Temple Northup, assistant professor at the University of Houston's Jack J. Valenti School of Communication, conducted the United States portion of the study while Florian Arendt at the University of Munich in Germany conducted the research in Austria. The study in the United States focused on possible bias toward African-Americans while the two studies in Austria addressed possible bias against foreigners. The researchers believe the influence of television news was likely greater than print news among study participants.
“The two countries were selected due to access of available data for a comparable news stereotype that exists in both countries,” said Northup in a press release. “In the U.S., a large body of research indicates crime is overrepresented on local television news relative to the actual amount of crime that actually occurs in a community. Previous content analyses conducted by researchers at the University of Michigan and the University of California, Santa Barbara have shown that that African-Americans are overrepresented as criminals on local television news when compared to their actual crime rates. In Austria, research has suggested foreigners are overrepresented as criminals in tabloid-style daily newspapers.”
In the first study in the United States 316 participants completed the Implicit Association Test (IAT), a controversial tool used in psychology to measure hidden bias people may have but are unwilling or unable to report. After completing the IAT, participants answered a question about their explicit (conscious) attitudes towards African-Americans, as well as how many hours of local television news they watch per day.
“The two countries were selected due to access of available data for a comparable news stereotype that exists in both countries,” said Northup. “In the U.S., a large body of research indicates crime is overrepresented on local television news relative to the actual amount of crime that actually occurs in a community. Previous content analyses conducted by researchers at the University of Michigan and the University of California, Santa Barbara have shown that that African-Americans are overrepresented as criminals on local television news when compared to their actual crime rates. In Austria, research has suggested foreigners are overrepresented as criminals in tabloid-style daily newspapers.”
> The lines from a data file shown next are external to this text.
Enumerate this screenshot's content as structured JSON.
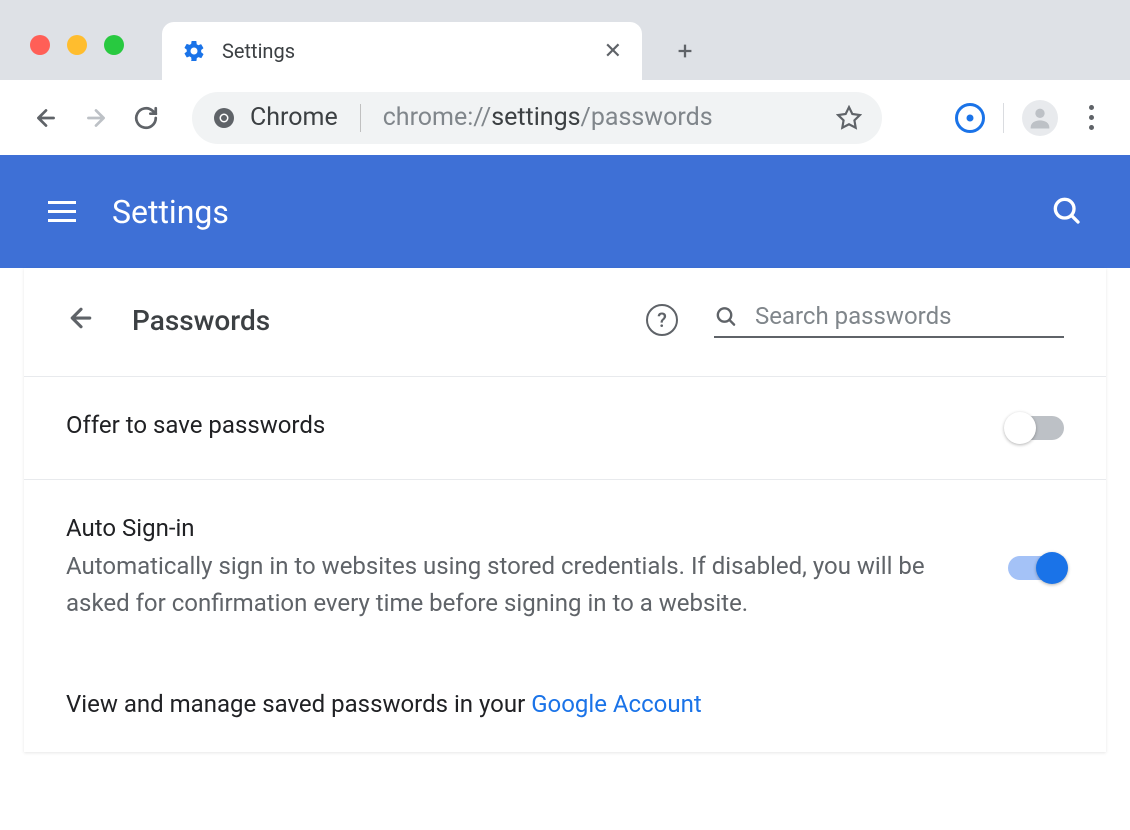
{
  "window": {
    "tab_title": "Settings"
  },
  "toolbar": {
    "scheme_label": "Chrome",
    "url_prefix": "chrome://",
    "url_bold": "settings",
    "url_suffix": "/passwords"
  },
  "header": {
    "title": "Settings"
  },
  "page": {
    "title": "Passwords",
    "search_placeholder": "Search passwords"
  },
  "settings": {
    "offer_save": {
      "title": "Offer to save passwords",
      "enabled": false
    },
    "auto_signin": {
      "title": "Auto Sign-in",
      "description": "Automatically sign in to websites using stored credentials. If disabled, you will be asked for confirmation every time before signing in to a website.",
      "enabled": true
    },
    "link": {
      "prefix": "View and manage saved passwords in your ",
      "link_text": "Google Account"
    }
  }
}
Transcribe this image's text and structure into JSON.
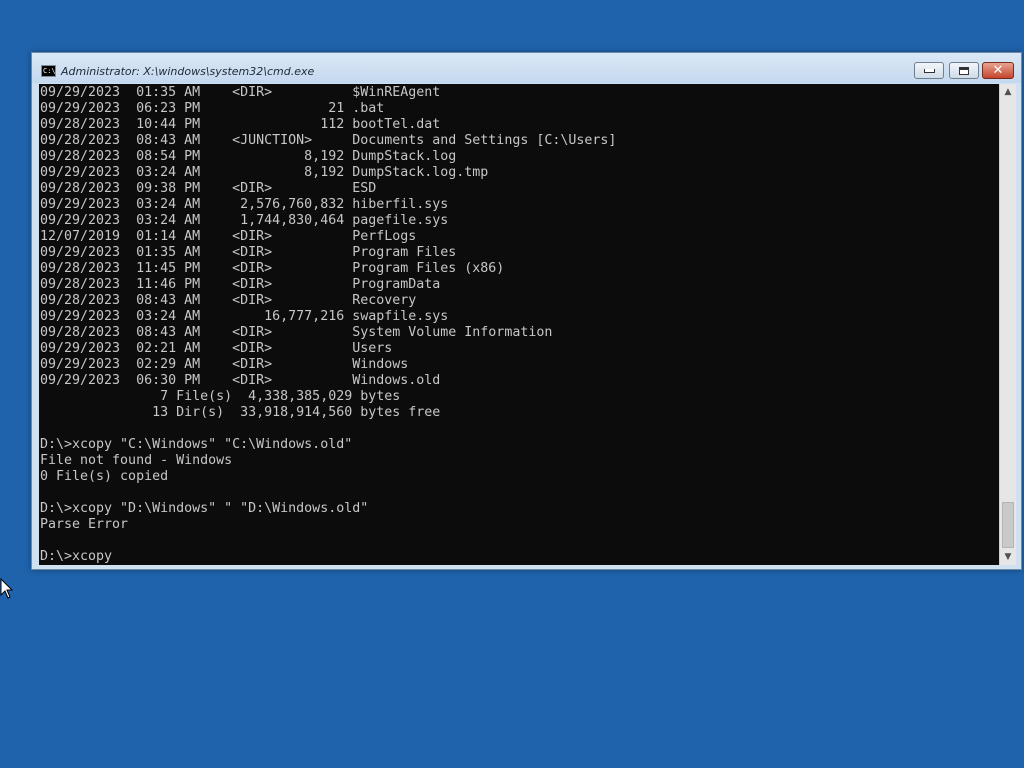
{
  "window": {
    "title": "Administrator: X:\\windows\\system32\\cmd.exe",
    "icon": "cmd-icon",
    "controls": {
      "minimize": "minimize-icon",
      "maximize": "maximize-icon",
      "close": "close-icon"
    }
  },
  "console": {
    "lines": [
      "09/29/2023  01:35 AM    <DIR>          $WinREAgent",
      "09/29/2023  06:23 PM                21 .bat",
      "09/28/2023  10:44 PM               112 bootTel.dat",
      "09/28/2023  08:43 AM    <JUNCTION>     Documents and Settings [C:\\Users]",
      "09/28/2023  08:54 PM             8,192 DumpStack.log",
      "09/29/2023  03:24 AM             8,192 DumpStack.log.tmp",
      "09/28/2023  09:38 PM    <DIR>          ESD",
      "09/29/2023  03:24 AM     2,576,760,832 hiberfil.sys",
      "09/29/2023  03:24 AM     1,744,830,464 pagefile.sys",
      "12/07/2019  01:14 AM    <DIR>          PerfLogs",
      "09/29/2023  01:35 AM    <DIR>          Program Files",
      "09/28/2023  11:45 PM    <DIR>          Program Files (x86)",
      "09/28/2023  11:46 PM    <DIR>          ProgramData",
      "09/28/2023  08:43 AM    <DIR>          Recovery",
      "09/29/2023  03:24 AM        16,777,216 swapfile.sys",
      "09/28/2023  08:43 AM    <DIR>          System Volume Information",
      "09/29/2023  02:21 AM    <DIR>          Users",
      "09/29/2023  02:29 AM    <DIR>          Windows",
      "09/29/2023  06:30 PM    <DIR>          Windows.old",
      "               7 File(s)  4,338,385,029 bytes",
      "              13 Dir(s)  33,918,914,560 bytes free",
      "",
      "D:\\>xcopy \"C:\\Windows\" \"C:\\Windows.old\"",
      "File not found - Windows",
      "0 File(s) copied",
      "",
      "D:\\>xcopy \"D:\\Windows\" \" \"D:\\Windows.old\"",
      "Parse Error",
      "",
      "D:\\>xcopy"
    ]
  },
  "scrollbar": {
    "up": "scroll-up-arrow-icon",
    "down": "scroll-down-arrow-icon",
    "position": 0.9
  },
  "colors": {
    "desktop": "#1f63ad",
    "console_bg": "#0c0c0c",
    "console_fg": "#c7c7c7",
    "close_button": "#c6452e"
  }
}
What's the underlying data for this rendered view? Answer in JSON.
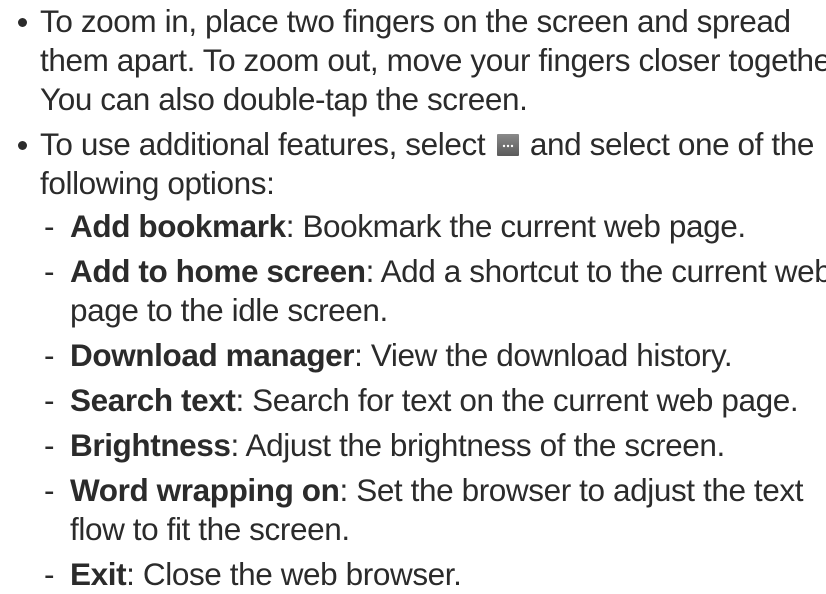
{
  "bullets": [
    {
      "lines": [
        "To zoom in, place two fingers on the screen and spread",
        "them apart. To zoom out, move your fingers closer together.",
        "You can also double-tap the screen."
      ]
    },
    {
      "line1_before_icon": "To use additional features, select",
      "line1_after_icon": "and select one of the",
      "line2": "following options:",
      "icon": "more-options-icon"
    }
  ],
  "options": [
    {
      "name": "Add bookmark",
      "desc": ": Bookmark the current web page.",
      "desc_cont": ""
    },
    {
      "name": "Add to home screen",
      "desc": ": Add a shortcut to the current web",
      "desc_cont": "page to the idle screen."
    },
    {
      "name": "Download manager",
      "desc": ": View the download history.",
      "desc_cont": ""
    },
    {
      "name": "Search text",
      "desc": ": Search for text on the current web page.",
      "desc_cont": ""
    },
    {
      "name": "Brightness",
      "desc": ": Adjust the brightness of the screen.",
      "desc_cont": ""
    },
    {
      "name": "Word wrapping on",
      "desc": ": Set the browser to adjust the text",
      "desc_cont": "flow to fit the screen."
    },
    {
      "name": "Exit",
      "desc": ": Close the web browser.",
      "desc_cont": ""
    }
  ],
  "colors": {
    "text": "#2b2b2b",
    "icon_bg": "#6f6f6f"
  }
}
There were 489 participants in the first Austria study for which researchers used the same data procedure. Respondents reported how many days per week they read the specific newspaper under investigation. The researchers concluded that exposure to the tabloid-style daily newspaper did not increase the negativity of implicit attitudes. There were 470 participants in the second Austria study. The academics concluded that reading content specifically about crime had a significant effect on implicit attitudes toward foreigners among respondents who said they often read crime articles.
While stereotyping, prejudice, and discrimination are found across the world the impact of media on consumers remains to be clearly defined. The researchers concluded more studies are necessary to better understand the issues “before an earnest attempt to reduce these negative outcomes can be undertaken.”